Fortunately, in moments of doubt I can call on good friends—in this case Bravo Flight Training’s Brenda Tibbs. She’s flown with me for the past decade. I hope that’s proof that she doesn’t scare easily, not that she doesn’t learn from experience. I asked her to take notes as she put me through a series of private and, depending on how badly those went, commercial maneuvers. I think the results surprised us both.
Quoting from her debrief notes, steep turns were “beautiful.” OK, I do practice those, having struggled mightily to master them during private, instrument, and (again!) commercial training. Conditions were calm, but even so, I was working!
S-turns: The second roll-in was late—I was asking a question—but otherwise not bad. Turns around a point: Also not terrible, maybe even within the tolerances of the airman certification standards.

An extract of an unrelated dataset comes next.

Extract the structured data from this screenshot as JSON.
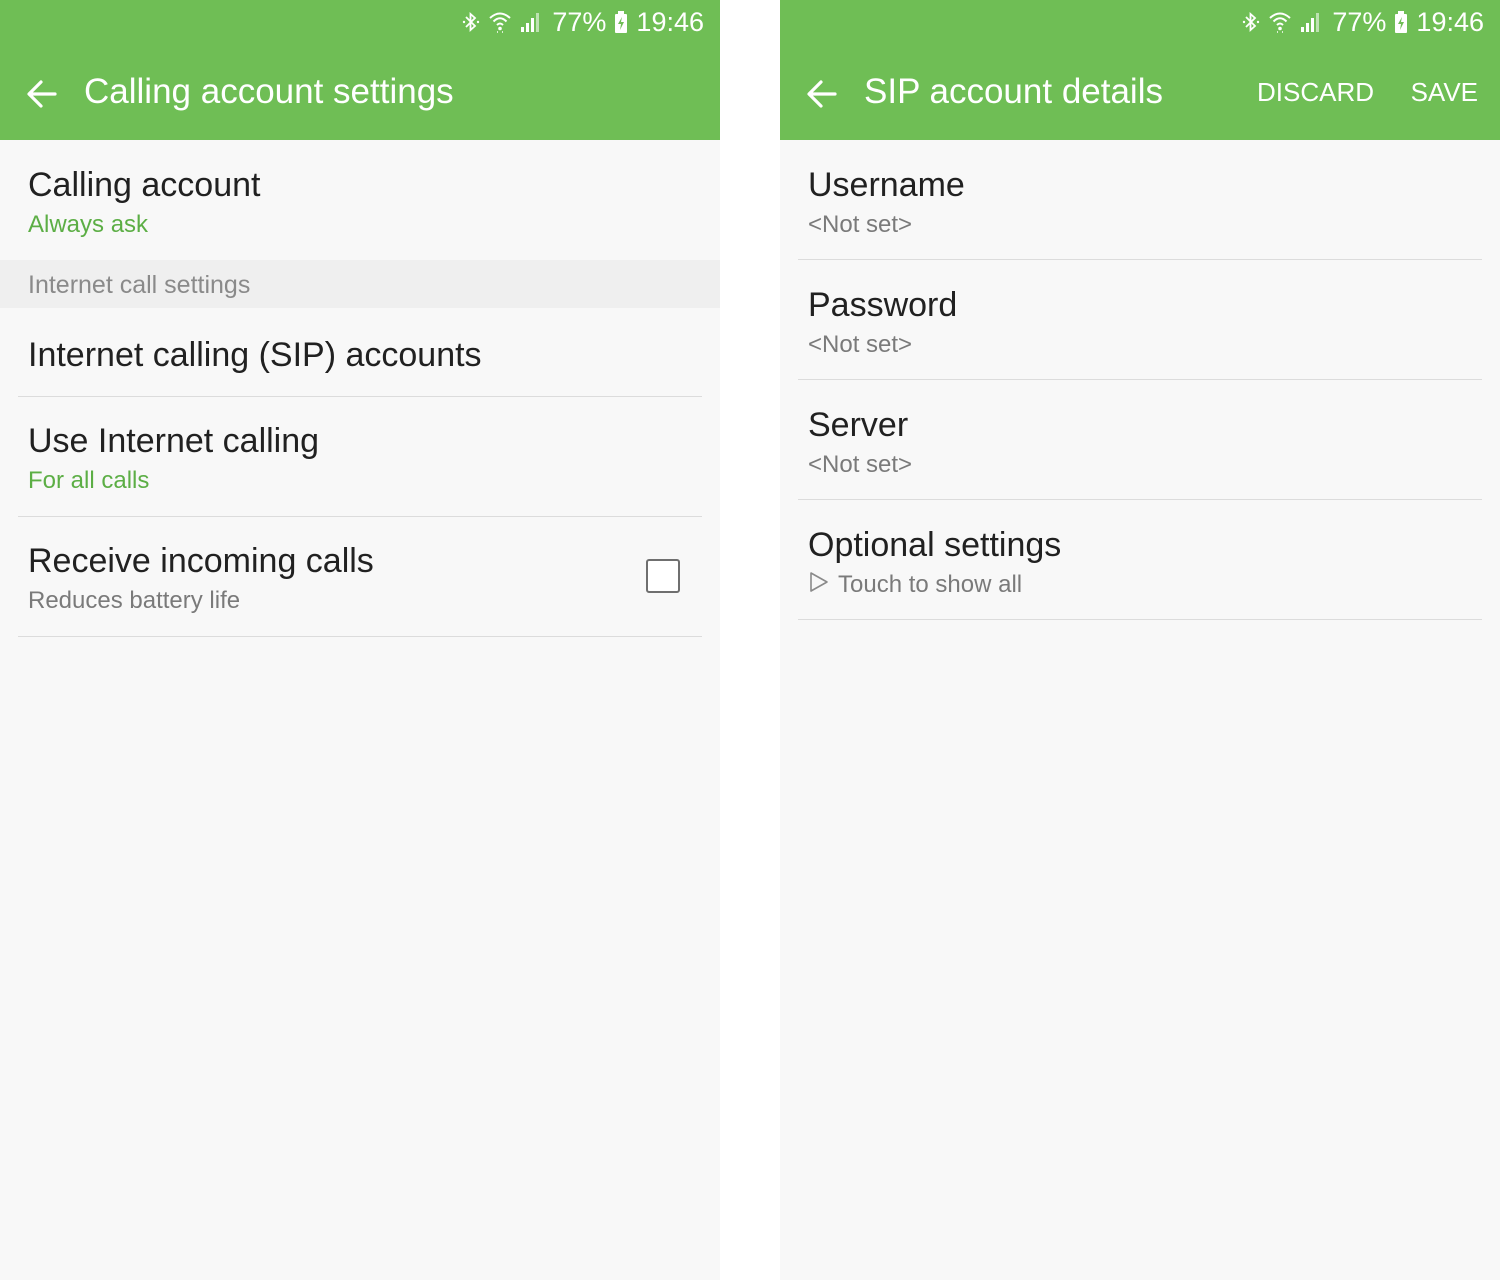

Slow flight: Needed more right rudder throughout, especially on the left turn. Altitude and airspeed control were acceptable.
Lazy eights: One rollout was about 30 degrees off heading; otherwise, not much worse than usual. Eights on pylons: I forgot the prescribed entry on the diagonal and lined up outside the closer pylon. After that, no worse than a typical day of sloppy commercial practice.
I’m not a natural stick-and-rudder pilot, but in 19 years, I’ve put nearly 2,000 hours on my 1967 Arrow. Maybe that experience carried over in ways I never expected.
Maybe yours has, too. Whichever the answer, wouldn’t you prefer to know?